The 2021 and 2022 budgets allocated $54 billion over five years to climate-related programs. The Governor’s proposed budget reduces that amount to $48 billion, an 11% decline, but proposes to offset some of the reductions with funding from the federal Inflation Reduction Act (IRA) and Infrastructure Investment and Jobs Act (IIJA). For housing programs, $350 million in general fund support would be cut. The budget does not contain any cuts to homeless assistance programs which totaled $17.5 billion in the 2021 and 2022 budgets.

Other relevant cuts include:

  • For zero emission vehicles, the budget includes $8.9 billion which is an 11% reduction;
  • for transportation infrastructure, the budget includes $11.6 billion which is a 16% reduction;
  • for energy programs, the budget includes $7 billion which is an 11% reduction;
  • for wildfire and forest resilience, the budget includes $2 billion which is a 3% reduction;
  • for water and drought resilience, the budget includes $8.6 billion which is a 2% reduction;
  • for extreme heat, the budget includes $444 million which is a 32% reduction;
  • for community resilience, the budget includes $1.6 billion which is a 15% reduction;
  • for nature-based solutions, the budget includes $1.3 billion which is a 14% reduction;
  • for coastal resilience funding, the budget includes $734 million which is a 43% reduction; and
  • for climate smart agriculture, the budget includes $1 billion which is an 11% reduction.
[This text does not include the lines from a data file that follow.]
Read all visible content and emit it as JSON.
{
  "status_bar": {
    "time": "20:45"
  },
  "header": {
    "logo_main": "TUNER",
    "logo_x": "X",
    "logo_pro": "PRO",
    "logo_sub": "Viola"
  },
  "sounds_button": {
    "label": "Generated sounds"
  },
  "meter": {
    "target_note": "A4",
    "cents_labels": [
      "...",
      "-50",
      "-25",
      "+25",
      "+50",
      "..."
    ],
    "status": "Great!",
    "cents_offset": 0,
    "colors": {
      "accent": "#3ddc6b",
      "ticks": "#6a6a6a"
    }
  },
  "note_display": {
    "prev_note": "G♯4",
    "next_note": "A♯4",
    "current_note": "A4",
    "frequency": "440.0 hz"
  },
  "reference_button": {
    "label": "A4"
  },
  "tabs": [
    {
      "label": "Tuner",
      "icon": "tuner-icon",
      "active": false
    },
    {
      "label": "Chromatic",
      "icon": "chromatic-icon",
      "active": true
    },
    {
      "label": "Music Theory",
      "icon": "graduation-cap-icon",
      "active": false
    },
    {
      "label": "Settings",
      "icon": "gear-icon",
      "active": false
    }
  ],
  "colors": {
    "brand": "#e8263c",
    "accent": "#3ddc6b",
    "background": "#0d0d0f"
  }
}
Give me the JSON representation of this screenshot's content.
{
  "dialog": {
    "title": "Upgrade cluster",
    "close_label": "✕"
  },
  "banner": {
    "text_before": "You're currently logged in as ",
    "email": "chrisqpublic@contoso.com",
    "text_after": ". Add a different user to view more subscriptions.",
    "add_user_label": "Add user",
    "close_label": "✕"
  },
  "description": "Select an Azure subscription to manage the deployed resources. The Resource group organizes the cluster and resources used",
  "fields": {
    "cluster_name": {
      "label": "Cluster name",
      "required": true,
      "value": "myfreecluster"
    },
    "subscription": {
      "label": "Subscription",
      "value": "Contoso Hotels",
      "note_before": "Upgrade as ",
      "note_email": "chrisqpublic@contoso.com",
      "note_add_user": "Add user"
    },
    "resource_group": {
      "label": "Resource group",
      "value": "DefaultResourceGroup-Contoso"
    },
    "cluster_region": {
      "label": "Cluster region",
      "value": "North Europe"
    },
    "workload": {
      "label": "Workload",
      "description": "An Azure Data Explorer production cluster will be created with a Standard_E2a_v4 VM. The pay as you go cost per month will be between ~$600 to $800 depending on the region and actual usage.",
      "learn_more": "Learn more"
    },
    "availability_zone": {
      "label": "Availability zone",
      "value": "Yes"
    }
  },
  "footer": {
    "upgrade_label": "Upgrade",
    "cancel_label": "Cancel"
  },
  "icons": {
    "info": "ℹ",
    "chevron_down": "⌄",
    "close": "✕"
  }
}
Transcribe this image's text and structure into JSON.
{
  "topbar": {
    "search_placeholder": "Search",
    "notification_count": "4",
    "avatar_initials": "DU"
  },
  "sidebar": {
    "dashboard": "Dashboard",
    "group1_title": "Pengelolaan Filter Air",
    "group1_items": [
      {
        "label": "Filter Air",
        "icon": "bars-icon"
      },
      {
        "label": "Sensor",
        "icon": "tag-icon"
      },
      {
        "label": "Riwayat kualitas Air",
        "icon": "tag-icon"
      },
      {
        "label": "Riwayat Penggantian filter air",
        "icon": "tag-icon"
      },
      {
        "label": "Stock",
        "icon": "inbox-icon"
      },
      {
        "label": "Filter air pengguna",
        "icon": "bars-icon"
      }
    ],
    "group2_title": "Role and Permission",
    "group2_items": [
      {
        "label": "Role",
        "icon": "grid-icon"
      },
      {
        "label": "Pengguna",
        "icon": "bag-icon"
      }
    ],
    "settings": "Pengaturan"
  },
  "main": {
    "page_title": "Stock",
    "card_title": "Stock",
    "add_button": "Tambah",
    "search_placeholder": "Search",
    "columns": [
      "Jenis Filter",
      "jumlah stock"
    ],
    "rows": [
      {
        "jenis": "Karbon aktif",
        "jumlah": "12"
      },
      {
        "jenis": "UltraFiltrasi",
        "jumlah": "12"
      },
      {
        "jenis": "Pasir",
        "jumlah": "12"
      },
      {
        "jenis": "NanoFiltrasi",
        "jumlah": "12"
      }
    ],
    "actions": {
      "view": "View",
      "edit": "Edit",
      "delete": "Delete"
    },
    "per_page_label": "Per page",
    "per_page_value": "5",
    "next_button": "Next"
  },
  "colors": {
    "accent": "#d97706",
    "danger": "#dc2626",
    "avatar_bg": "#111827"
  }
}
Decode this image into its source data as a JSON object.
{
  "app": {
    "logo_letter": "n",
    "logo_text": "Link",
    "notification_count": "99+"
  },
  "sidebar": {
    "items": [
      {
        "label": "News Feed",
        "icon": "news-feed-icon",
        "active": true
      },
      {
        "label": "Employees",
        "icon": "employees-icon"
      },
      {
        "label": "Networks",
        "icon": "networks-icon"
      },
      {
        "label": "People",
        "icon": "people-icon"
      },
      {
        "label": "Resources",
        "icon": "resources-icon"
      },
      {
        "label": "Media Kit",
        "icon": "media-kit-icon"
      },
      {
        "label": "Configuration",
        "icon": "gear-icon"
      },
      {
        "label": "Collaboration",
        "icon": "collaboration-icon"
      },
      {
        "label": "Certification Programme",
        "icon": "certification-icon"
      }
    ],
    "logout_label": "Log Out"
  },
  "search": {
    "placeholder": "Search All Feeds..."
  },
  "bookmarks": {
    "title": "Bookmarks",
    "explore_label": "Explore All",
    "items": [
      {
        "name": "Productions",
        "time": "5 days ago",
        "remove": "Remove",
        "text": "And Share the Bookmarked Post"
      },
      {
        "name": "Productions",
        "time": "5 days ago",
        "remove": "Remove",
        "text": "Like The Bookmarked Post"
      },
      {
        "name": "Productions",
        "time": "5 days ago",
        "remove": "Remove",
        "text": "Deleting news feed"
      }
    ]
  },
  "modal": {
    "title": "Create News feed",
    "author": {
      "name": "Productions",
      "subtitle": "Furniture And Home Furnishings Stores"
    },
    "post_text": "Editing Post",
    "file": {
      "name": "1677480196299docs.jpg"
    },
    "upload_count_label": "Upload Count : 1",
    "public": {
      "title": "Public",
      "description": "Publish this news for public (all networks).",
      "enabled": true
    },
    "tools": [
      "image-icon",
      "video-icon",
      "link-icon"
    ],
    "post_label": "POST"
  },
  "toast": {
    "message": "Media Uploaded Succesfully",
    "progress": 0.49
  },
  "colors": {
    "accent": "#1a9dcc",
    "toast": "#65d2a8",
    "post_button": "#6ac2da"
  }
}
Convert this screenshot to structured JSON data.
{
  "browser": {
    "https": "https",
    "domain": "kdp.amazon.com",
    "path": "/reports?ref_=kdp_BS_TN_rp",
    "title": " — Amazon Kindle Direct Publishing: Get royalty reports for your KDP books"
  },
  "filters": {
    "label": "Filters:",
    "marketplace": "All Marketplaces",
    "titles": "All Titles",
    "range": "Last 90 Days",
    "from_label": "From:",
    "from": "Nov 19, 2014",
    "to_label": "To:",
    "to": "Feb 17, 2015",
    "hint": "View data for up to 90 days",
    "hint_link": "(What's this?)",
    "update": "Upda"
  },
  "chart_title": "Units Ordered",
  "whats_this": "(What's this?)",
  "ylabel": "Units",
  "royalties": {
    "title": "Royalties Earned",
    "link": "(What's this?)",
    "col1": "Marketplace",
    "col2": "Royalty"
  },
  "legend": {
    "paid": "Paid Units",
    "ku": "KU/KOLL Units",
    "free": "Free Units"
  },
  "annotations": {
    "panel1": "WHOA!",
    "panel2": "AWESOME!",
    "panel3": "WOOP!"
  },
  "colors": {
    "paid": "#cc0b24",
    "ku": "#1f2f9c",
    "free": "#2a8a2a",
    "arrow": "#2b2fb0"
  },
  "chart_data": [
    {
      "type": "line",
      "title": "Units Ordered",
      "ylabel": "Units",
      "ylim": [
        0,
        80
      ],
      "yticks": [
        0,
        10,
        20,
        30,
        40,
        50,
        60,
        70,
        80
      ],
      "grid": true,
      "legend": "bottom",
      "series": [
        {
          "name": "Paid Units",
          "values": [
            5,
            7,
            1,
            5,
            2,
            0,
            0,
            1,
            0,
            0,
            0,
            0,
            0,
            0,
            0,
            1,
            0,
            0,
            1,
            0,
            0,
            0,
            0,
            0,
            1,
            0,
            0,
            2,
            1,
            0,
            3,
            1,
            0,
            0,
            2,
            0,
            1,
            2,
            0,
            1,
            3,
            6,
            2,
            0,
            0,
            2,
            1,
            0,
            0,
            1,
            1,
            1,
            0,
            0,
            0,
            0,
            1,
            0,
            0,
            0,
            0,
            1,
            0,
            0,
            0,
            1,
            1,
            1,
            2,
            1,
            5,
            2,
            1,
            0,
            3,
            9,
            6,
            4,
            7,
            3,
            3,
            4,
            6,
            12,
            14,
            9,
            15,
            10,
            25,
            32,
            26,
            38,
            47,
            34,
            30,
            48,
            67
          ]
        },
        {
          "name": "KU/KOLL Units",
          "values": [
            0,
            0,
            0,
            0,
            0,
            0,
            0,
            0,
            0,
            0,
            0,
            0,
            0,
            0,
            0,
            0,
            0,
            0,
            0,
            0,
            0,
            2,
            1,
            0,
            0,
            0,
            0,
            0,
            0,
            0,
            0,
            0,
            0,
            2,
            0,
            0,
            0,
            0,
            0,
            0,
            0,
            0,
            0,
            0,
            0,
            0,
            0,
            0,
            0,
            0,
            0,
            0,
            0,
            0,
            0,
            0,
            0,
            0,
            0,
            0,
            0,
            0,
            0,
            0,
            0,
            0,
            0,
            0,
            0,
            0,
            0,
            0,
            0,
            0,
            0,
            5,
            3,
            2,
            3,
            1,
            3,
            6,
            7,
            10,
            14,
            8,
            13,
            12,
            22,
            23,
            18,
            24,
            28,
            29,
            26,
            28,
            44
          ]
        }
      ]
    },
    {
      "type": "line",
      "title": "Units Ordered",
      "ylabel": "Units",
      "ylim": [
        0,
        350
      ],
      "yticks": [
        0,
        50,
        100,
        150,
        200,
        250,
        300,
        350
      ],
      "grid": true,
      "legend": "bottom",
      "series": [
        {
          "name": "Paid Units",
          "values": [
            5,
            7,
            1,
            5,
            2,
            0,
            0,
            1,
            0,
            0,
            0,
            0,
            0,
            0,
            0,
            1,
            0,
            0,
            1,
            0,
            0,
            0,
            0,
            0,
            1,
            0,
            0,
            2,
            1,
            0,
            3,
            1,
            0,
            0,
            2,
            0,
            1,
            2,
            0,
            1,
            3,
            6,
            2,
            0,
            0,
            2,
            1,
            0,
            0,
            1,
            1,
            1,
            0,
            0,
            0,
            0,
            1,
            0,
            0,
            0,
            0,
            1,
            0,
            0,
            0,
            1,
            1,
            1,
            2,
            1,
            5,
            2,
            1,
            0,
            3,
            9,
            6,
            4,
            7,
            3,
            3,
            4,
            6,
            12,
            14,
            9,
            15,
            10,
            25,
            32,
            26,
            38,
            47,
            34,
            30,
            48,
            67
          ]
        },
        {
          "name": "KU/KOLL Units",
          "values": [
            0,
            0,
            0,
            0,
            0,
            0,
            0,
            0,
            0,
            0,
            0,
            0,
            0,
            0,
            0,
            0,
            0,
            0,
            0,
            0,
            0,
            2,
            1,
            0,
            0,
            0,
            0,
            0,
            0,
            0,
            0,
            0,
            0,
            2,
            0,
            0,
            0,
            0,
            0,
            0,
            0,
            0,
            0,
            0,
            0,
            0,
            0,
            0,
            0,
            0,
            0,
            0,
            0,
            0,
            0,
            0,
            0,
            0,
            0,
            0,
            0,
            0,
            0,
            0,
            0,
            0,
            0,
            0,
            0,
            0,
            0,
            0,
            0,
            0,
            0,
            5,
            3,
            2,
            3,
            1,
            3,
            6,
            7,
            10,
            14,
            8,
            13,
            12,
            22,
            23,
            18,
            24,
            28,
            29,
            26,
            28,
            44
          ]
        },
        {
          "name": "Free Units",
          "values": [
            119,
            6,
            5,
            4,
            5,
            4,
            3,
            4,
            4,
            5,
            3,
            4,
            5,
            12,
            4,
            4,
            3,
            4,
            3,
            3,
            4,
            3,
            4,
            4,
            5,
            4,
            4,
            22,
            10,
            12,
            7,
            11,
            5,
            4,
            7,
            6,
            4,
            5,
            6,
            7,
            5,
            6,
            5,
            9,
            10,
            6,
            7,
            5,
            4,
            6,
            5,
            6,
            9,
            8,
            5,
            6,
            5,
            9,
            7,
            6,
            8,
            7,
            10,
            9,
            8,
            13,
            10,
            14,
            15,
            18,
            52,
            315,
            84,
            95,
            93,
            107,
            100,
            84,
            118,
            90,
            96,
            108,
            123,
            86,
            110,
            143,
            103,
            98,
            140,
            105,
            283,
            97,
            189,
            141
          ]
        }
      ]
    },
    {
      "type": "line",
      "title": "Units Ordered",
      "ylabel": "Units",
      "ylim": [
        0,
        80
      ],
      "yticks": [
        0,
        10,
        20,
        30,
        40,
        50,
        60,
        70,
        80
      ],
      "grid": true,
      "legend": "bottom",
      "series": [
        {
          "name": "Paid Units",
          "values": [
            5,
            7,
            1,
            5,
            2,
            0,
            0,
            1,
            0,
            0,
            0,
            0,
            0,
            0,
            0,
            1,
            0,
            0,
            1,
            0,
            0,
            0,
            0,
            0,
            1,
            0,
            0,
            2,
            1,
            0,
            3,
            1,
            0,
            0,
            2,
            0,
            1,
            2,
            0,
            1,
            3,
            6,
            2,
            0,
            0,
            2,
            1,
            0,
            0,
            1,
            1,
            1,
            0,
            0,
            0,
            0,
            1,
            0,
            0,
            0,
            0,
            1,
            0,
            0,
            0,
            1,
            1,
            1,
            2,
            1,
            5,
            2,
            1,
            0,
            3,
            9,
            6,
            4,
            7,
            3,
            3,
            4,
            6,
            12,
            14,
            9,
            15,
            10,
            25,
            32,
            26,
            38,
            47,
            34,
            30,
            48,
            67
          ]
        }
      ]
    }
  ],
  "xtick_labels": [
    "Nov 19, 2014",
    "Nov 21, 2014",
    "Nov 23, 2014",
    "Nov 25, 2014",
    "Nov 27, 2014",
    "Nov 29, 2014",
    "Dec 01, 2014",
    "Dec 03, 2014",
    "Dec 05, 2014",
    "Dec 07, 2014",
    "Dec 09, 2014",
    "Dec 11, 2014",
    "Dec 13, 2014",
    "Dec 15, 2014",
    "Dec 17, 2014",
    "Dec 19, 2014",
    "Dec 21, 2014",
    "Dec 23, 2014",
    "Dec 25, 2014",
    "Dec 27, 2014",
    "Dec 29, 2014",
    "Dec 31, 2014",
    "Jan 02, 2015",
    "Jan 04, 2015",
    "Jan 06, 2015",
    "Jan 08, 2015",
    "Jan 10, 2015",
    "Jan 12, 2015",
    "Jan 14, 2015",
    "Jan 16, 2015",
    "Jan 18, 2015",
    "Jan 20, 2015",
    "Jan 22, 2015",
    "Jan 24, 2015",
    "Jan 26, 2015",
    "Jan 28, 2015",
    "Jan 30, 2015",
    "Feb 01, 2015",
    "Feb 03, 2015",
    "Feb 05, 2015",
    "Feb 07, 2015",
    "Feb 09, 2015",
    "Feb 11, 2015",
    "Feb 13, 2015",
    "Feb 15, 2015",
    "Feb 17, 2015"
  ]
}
Of particular concern to transit supporters are the cuts proposed for transit capital projects and the lack of funding for operating expenses of transit agencies. A host of transit agencies around the state have suffered steep drops in patronage due to the pandemic and have remained fiscally afloat due to significant federal funding. As Senator Scott Wiener put it: “There are a lot of people in general, and a number of people in the Legislature, who are deeply concerned with the future of transportation given the fiscal cliff that agencies are going to experience in the next one to two years as federal emergency funds run out, but ridership has not fully rebounded yet. It could lead to significant service cuts, which is a downward death spiral for some of these agencies.”

In mid-January, the Senate Budget Committee initiated the parade of budget hearings which will occur over the next few months with an overview of the Governor’s proposed budget. The Legislative Analyst (LAO) called the Governor’s budget approach “prudent” while concluding that the 2023-24 state deficit will be $18 billion, about $4.5 billion less than the estimate of the Department of Finance. Nonetheless, the LAO recommended that the Legislature cut $14 billion more from the budget than the Governor has proposed due to uncertainty about revenues coming into the state over the next year and a half. Among comments made by Senators were those made by Senator Maria Elena Durazo criticizing the cuts to public transportation and Senator John Laird who wondered how to recover from the devastation along the coast in his district when the funding for coastal planning and protection is proposed to be cut by 43%.

Budget subcommittee hearings will continue through the next three months, and the Governor will offer an updated proposal called the “May Revise” in mid-May. Roughly a month later, by June 15, the Legislature must send the Governor a balanced budget and the Governor must sign the budget into law by July 1. It can be a wild ride, so fasten your seatbelts.

Board Highlight

Announcing the 2023 CivicWell Board Officers

We are pleased to share that our 2023 Board Chair will be Humboldt County Supervisor Mike Wilson. Nevada County Supervisor Heidi Hall will be the new Board Vice-Chair, and Santa Barbara County Supervisor Das Williams will be Secretary / Treasurer. 

Catherine Blakespear, former Mayor of Encinitas and now California State Senator, is stepping down from her role on the Board. Tom Butt, former Mayor of Richmond, is now a Member Emeritus. We extend our deep gratitude both of them and to Kern County Supervisor Leticia Perez. Leticia served as our most recent Board Chair and will continue on the Board.

We hope you will be able to attend the 2023 CivicWell Policymakers Conference and meet our Board in person!